RECORDS SUPPLIED:
++++

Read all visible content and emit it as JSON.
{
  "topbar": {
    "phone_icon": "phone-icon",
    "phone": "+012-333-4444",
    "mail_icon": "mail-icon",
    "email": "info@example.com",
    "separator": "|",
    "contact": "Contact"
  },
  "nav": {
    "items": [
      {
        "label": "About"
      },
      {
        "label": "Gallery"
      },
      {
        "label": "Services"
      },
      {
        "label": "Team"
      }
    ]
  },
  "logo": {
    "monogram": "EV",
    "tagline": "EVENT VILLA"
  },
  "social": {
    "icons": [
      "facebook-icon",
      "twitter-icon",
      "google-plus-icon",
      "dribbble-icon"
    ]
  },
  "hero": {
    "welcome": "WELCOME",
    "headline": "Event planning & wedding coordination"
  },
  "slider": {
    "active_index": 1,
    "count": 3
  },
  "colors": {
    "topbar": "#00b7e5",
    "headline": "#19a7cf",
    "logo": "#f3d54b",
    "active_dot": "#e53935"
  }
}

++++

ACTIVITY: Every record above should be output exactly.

YOUR RESPONSE:
Read all visible content and emit it as JSON.
{
  "topbar": {
    "phone_icon": "phone-icon",
    "phone": "+012-333-4444",
    "mail_icon": "mail-icon",
    "email": "info@example.com",
    "separator": "|",
    "contact": "Contact"
  },
  "nav": {
    "items": [
      {
        "label": "About"
      },
      {
        "label": "Gallery"
      },
      {
        "label": "Services"
      },
      {
        "label": "Team"
      }
    ]
  },
  "logo": {
    "monogram": "EV",
    "tagline": "EVENT VILLA"
  },
  "social": {
    "icons": [
      "facebook-icon",
      "twitter-icon",
      "google-plus-icon",
      "dribbble-icon"
    ]
  },
  "hero": {
    "welcome": "WELCOME",
    "headline": "Event planning & wedding coordination"
  },
  "slider": {
    "active_index": 1,
    "count": 3
  },
  "colors": {
    "topbar": "#00b7e5",
    "headline": "#19a7cf",
    "logo": "#f3d54b",
    "active_dot": "#e53935"
  }
}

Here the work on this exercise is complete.